WORK INSTRUCTION >>
The answer must be a single number: how many lines in this listing hold the word "values".

PROVIDED RECORDS >>

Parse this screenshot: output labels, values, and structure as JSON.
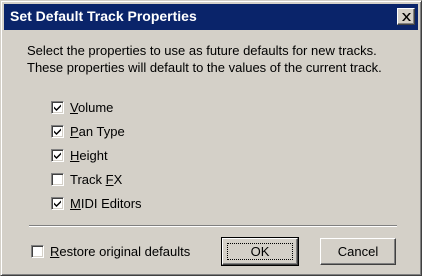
{
  "window": {
    "title": "Set Default Track Properties",
    "close_icon": "close-icon"
  },
  "description": {
    "line1": "Select the properties to use as future defaults for new tracks.",
    "line2": "These properties will default to the values of the current track."
  },
  "properties": [
    {
      "label": "Volume",
      "mnemonic": "V",
      "rest": "olume",
      "checked": true
    },
    {
      "label": "Pan Type",
      "mnemonic": "P",
      "rest": "an Type",
      "checked": true
    },
    {
      "label": "Height",
      "mnemonic": "H",
      "rest": "eight",
      "checked": true
    },
    {
      "label": "Track FX",
      "pre": "Track ",
      "mnemonic": "F",
      "rest": "X",
      "checked": false
    },
    {
      "label": "MIDI Editors",
      "mnemonic": "M",
      "rest": "IDI Editors",
      "checked": true
    }
  ],
  "restore": {
    "mnemonic": "R",
    "rest": "estore original defaults",
    "checked": false
  },
  "buttons": {
    "ok_label": "OK",
    "cancel_label": "Cancel"
  },
  "colors": {
    "titlebar": "#0a246a",
    "dialog_bg": "#d4d0c8"
  }
}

ANSWER SPACE >>
2